Any guide to the town of Stratford-upon-Avon will mention the buildings of the Guild of the Holy Cross and their association with William Shakespeare and his family. For it was here Shakespeare almost certainly received his education and here he probably saw his first plays. The importance of the buildings in the history of the town is less frequently considered.
The well preserved-buildings are some of the most striking in the town, and, remarkably, are still used for the purposes for which they were constructed over five hundred years ago. The complex is made up of the Guild Chapel, the Guild Hall with the schoolroom above, the alms houses and additional buildings tucked away behind. A new book, The Guild and Guild Buildings of Shakespeare’s Stratford: Society, Religion, School and Stage, edited by J R Mulryne and published by Ashgate, seeks to put these buildings and the Guild for which they were erected in the spotlight. This collection of essays is written by ten scholars with a variety of expertise from archaeology to historic archives and theatre history. Several of these contributors have been associated with the town for more than thirty years and bring a wealth of knowledge to the subject.

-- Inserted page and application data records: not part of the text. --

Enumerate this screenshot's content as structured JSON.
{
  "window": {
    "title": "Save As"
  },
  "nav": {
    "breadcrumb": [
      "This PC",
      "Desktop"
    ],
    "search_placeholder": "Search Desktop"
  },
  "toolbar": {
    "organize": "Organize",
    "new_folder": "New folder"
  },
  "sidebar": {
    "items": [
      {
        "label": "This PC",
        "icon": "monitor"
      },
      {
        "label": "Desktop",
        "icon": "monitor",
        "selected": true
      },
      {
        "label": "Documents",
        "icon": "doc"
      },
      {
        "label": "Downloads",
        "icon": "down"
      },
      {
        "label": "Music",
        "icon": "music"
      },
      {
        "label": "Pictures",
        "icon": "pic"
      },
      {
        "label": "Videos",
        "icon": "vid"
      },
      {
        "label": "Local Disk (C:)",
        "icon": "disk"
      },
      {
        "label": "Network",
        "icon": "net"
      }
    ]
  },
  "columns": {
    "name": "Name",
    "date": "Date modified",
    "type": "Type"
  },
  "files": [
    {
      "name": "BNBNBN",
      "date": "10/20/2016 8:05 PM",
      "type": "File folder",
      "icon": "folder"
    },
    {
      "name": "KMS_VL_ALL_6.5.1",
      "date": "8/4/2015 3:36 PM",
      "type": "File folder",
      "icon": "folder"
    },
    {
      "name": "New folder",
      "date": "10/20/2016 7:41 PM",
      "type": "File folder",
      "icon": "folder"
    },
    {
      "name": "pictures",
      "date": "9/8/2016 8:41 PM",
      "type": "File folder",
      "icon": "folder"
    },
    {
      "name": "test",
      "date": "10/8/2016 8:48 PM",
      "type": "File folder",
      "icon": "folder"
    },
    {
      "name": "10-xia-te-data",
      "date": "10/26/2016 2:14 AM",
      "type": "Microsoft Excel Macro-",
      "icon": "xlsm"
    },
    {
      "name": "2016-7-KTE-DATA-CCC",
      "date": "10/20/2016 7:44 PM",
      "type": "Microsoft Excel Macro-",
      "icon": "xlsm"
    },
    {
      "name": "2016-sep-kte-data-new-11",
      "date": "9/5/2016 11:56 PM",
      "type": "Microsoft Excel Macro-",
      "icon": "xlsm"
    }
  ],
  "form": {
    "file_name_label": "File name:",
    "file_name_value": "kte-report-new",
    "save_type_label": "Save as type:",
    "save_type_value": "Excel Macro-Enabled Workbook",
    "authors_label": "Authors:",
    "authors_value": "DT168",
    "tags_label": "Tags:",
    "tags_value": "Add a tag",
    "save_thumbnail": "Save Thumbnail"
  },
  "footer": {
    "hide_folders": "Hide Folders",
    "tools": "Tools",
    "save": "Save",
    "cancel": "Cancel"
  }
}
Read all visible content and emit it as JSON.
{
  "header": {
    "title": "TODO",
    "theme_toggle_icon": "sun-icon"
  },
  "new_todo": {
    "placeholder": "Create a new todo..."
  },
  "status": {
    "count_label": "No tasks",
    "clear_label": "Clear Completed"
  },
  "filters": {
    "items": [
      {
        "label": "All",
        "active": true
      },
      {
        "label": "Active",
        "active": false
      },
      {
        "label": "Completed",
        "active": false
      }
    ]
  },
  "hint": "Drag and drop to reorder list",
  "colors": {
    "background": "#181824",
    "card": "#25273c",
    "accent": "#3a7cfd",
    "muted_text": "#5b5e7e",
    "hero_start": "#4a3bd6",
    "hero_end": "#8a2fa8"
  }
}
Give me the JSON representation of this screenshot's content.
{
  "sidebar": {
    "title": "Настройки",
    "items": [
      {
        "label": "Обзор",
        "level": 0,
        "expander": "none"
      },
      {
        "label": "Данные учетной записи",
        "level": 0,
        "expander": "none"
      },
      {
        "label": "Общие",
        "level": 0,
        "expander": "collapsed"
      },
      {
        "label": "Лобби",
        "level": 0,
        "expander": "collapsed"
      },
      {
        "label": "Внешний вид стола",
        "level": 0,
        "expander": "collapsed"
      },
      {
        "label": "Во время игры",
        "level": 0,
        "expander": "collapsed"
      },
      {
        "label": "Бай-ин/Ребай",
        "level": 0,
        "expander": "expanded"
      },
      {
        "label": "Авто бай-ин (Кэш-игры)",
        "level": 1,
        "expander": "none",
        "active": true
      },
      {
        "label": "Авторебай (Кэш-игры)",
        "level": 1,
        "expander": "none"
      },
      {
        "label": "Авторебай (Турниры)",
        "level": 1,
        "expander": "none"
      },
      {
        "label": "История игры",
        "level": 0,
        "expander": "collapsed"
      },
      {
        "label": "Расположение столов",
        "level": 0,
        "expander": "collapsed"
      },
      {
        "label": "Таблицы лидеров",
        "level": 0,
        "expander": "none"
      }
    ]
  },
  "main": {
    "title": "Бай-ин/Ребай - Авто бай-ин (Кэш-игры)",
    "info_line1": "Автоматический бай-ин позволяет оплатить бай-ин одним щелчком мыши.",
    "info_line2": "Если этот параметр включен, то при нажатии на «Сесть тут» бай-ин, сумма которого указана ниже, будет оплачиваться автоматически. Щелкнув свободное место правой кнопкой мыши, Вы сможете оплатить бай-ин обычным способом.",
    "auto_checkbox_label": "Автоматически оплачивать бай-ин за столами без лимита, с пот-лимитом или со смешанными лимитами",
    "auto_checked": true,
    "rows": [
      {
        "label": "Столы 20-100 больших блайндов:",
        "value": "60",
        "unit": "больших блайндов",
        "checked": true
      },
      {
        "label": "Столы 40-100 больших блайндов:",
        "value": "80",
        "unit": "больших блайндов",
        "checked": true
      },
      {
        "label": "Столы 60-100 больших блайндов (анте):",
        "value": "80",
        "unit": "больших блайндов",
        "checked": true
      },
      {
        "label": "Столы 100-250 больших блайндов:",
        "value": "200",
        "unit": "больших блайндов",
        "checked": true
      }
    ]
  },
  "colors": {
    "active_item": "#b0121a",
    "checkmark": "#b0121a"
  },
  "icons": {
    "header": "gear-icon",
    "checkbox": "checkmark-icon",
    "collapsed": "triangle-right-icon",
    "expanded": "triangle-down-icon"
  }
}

I’ll be writing further blog posts looking at two particular aspects of this book, the school and the performances which took place in these buildings.

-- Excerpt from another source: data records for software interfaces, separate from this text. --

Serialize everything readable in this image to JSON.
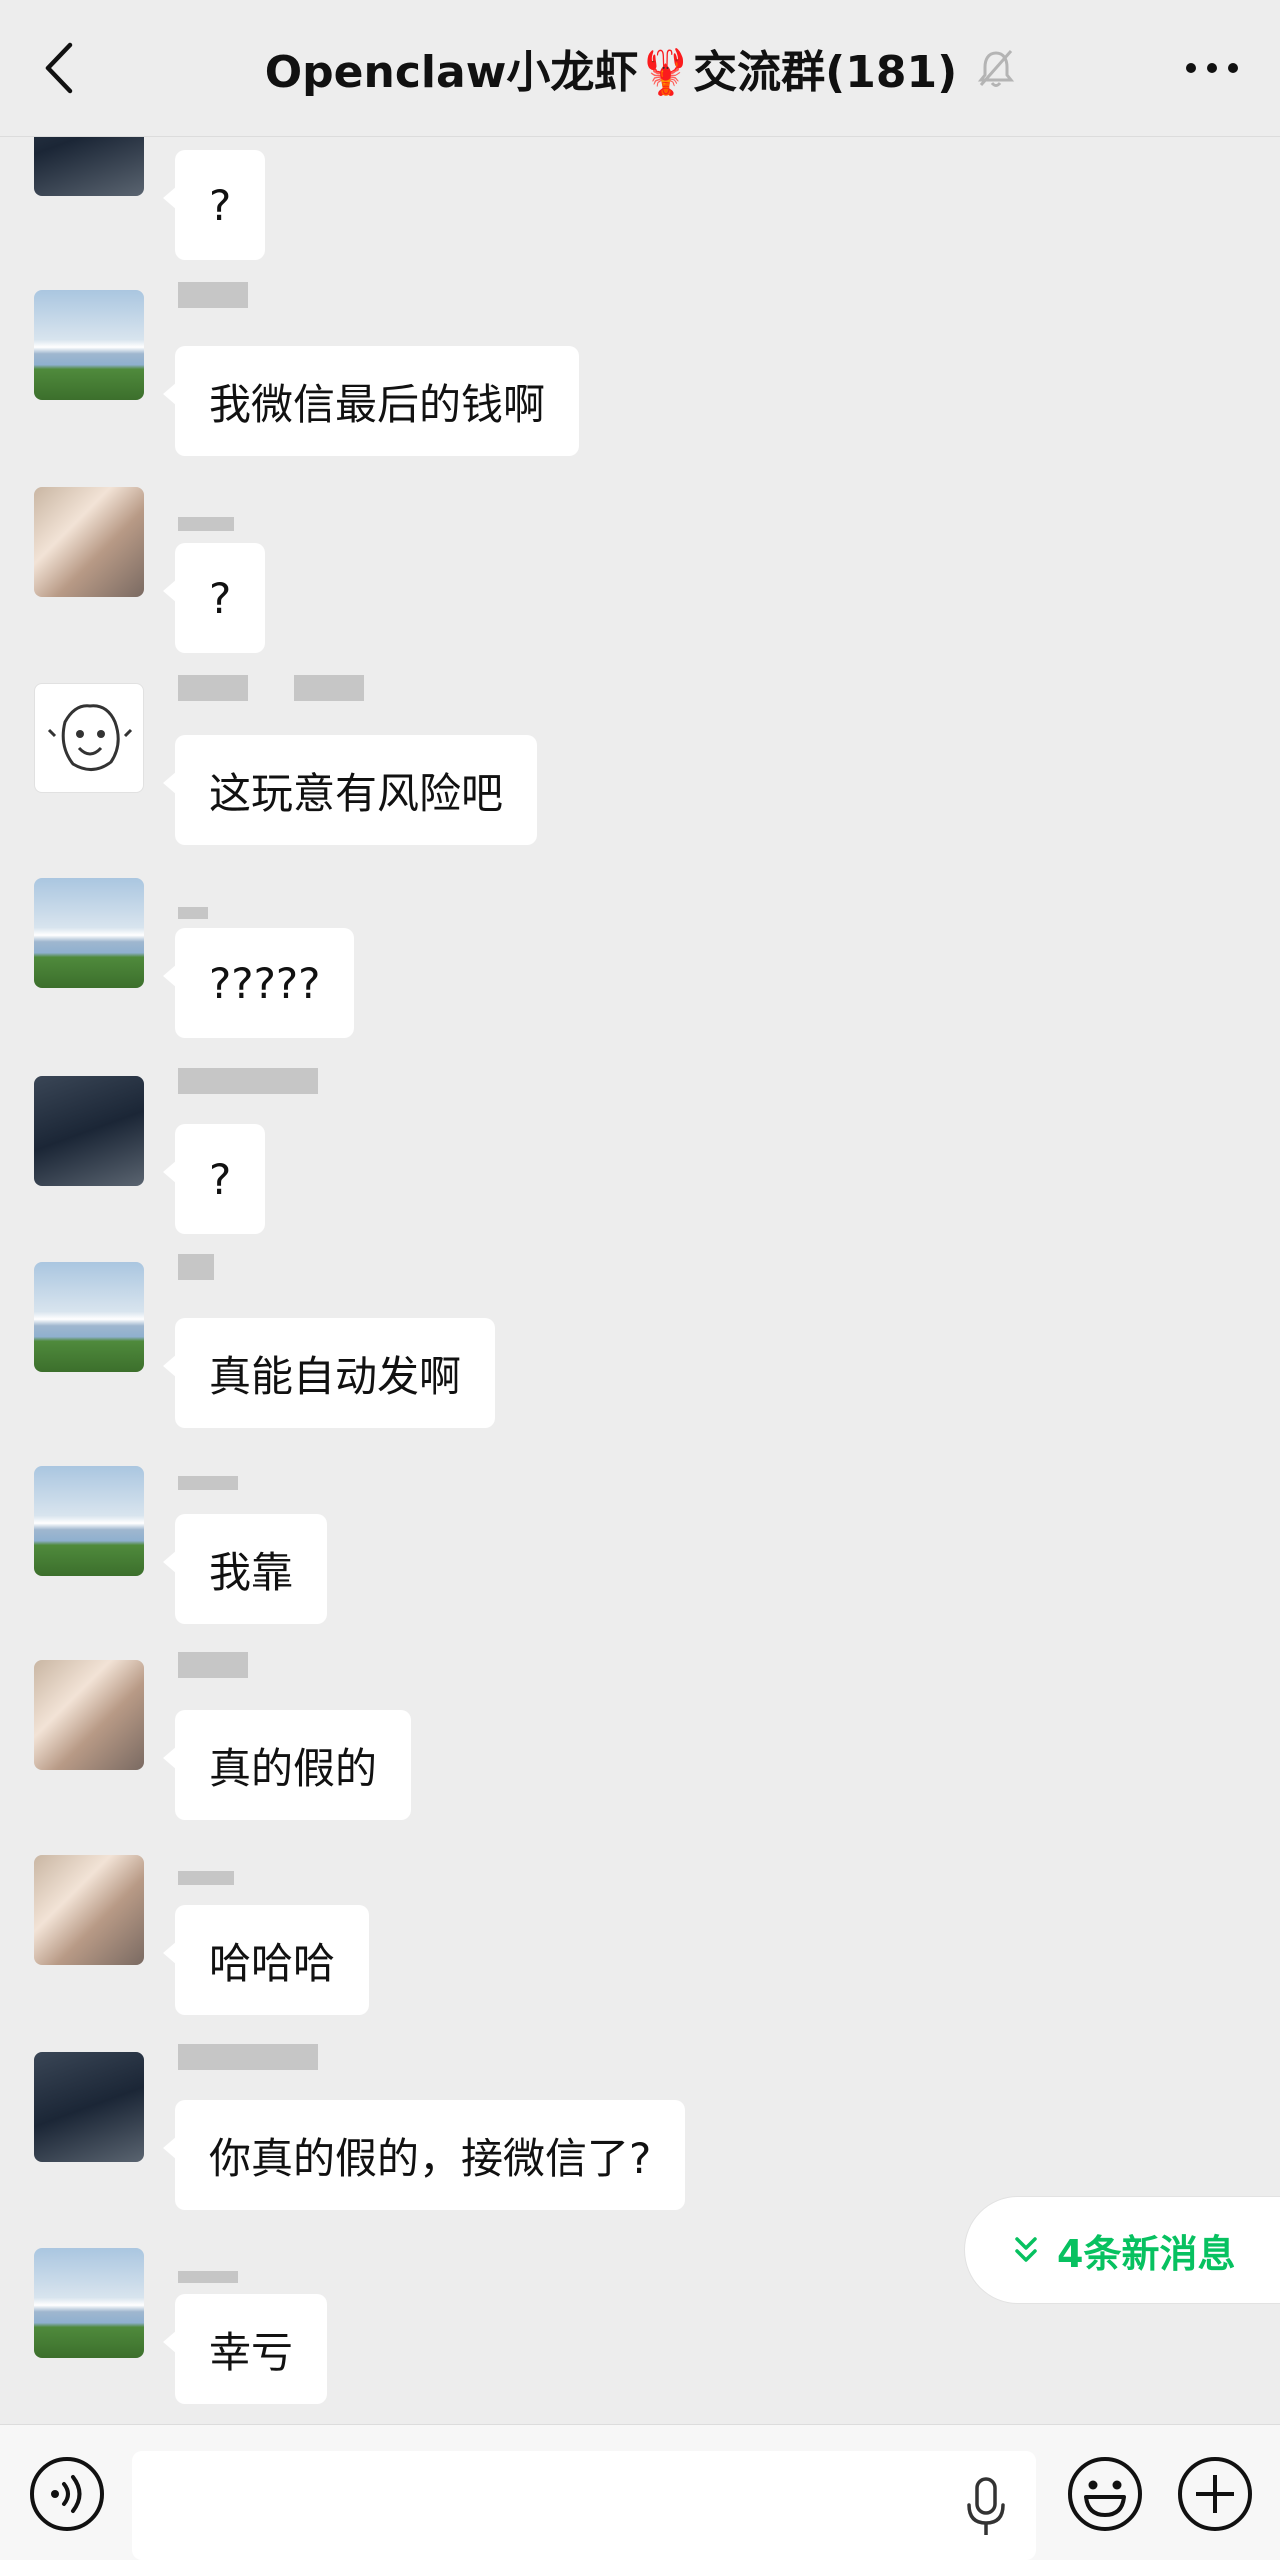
{
  "header": {
    "title": "Openclaw小龙虾🦞交流群(181)"
  },
  "messages": [
    {
      "text": "?",
      "avatar": "dark"
    },
    {
      "text": "我微信最后的钱啊",
      "avatar": "mountain"
    },
    {
      "text": "?",
      "avatar": "man"
    },
    {
      "text": "这玩意有风险吧",
      "avatar": "face"
    },
    {
      "text": "?????",
      "avatar": "mountain"
    },
    {
      "text": "?",
      "avatar": "dark"
    },
    {
      "text": "真能自动发啊",
      "avatar": "mountain"
    },
    {
      "text": "我靠",
      "avatar": "mountain"
    },
    {
      "text": "真的假的",
      "avatar": "man"
    },
    {
      "text": "哈哈哈",
      "avatar": "man"
    },
    {
      "text": "你真的假的，接微信了?",
      "avatar": "dark"
    },
    {
      "text": "幸亏",
      "avatar": "mountain"
    }
  ],
  "new_messages": {
    "label": "4条新消息",
    "color": "#07c160"
  },
  "icons": {
    "back": "chevron-left-icon",
    "mute": "bell-off-icon",
    "more": "more-dots-icon",
    "voice": "voice-icon",
    "mic": "mic-icon",
    "emoji": "emoji-icon",
    "plus": "plus-icon"
  }
}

The Guild itself dates back to the thirteenth century, a religious foundation which over the years became more and more secular and provided much of the government of the town. Mairi Macdonald has already published a transcript of the Guild’s membership register dating from 1406 to the dissolution in the 1540s, and her chapter in the book is based on her findings. Both the clergy and laity were involved with the Guild, and members were drawn not just from the local area but also from Coventry, London, Bristol and even Cumbria. Local members stated their occupations which illustrated “an economy focused on the food, clothing and building trades: bakers, butchers, millers, weavers, tailors, walkers (fullers of cloth), shoemakers, drapers, hosiers, glovers, carpenters, smiths and slaters”. The surviving accounts also demonstrate how much building and rebuilding took place, and the part played by a few wealthy benefactors in this process.

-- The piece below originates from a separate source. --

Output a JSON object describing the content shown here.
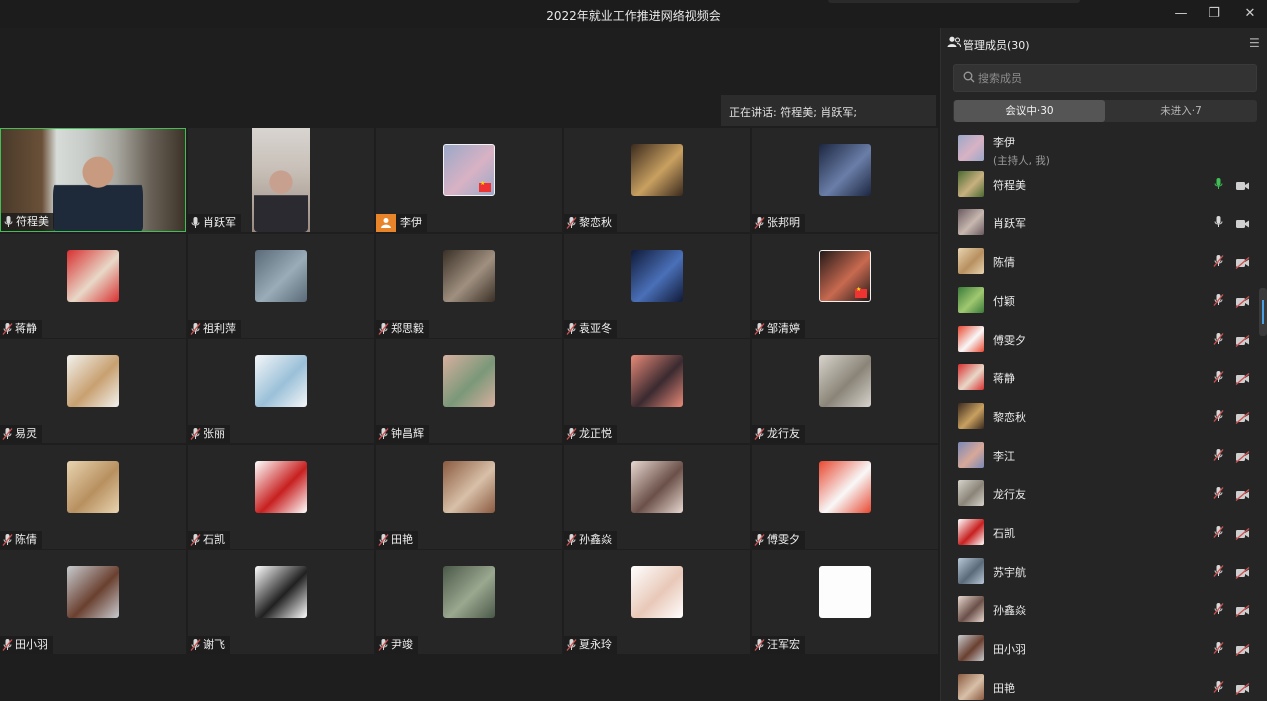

Sylvia Gill’s chapter on the Reformation looks at the effect of the sixteenth-century’s religious upheavals on the Guild. Both the town’s religious institutions, the Guild and the College, were dissolved, with the thirteen priests in the town being reduced to one, the others offered pensions. Surviving documentation, amazingly, allows us to know the names of some of these priests and even what happened to them, most of the younger men eventually finding positions elsewhere. Personalising these stories emphasises the difficulties experienced by those who lived through the religious upheavals of the decades before Shakespeare was born.
Robert Bearman’s chapter and its companion by M A Webster focus on the process by which the town moved towards independent governance after the Reformation and how this change affected the Guild buildings. Several of the people most dominant in the affairs of the Guild also became burgesses in the newly-formed Corporation, and the Guild Hall carried on being the focal point of civic life, holding the hearings of the court of record which handled relatively small financial claims, important in a community so dependant on commerce.
It’s rare to find buildings like this still standing, rarer still that they still carry out many of the functions for which they were intended. The book also includes the results of archaeological surveys that have provided much new information about the development of these buildings. But it’s the existence of the documentary sources that complete the picture, allowing the authors to put flesh on the bones by personalising these buildings and providing additional evidence.
Just as the study of Shakespeare’s plays has tended to encourage a view of him as a solitary genius rather than a writer among writers, a Shakespeare-centric view has prevented us from seeing that Stratford was a town governed in an orderly fashion by an organisation that had been taking care of the spiritual, educational and social needs of its residents for centuries before his birth. This timely collection brings a new depth to the history of Stratford and to the background of its most famous son.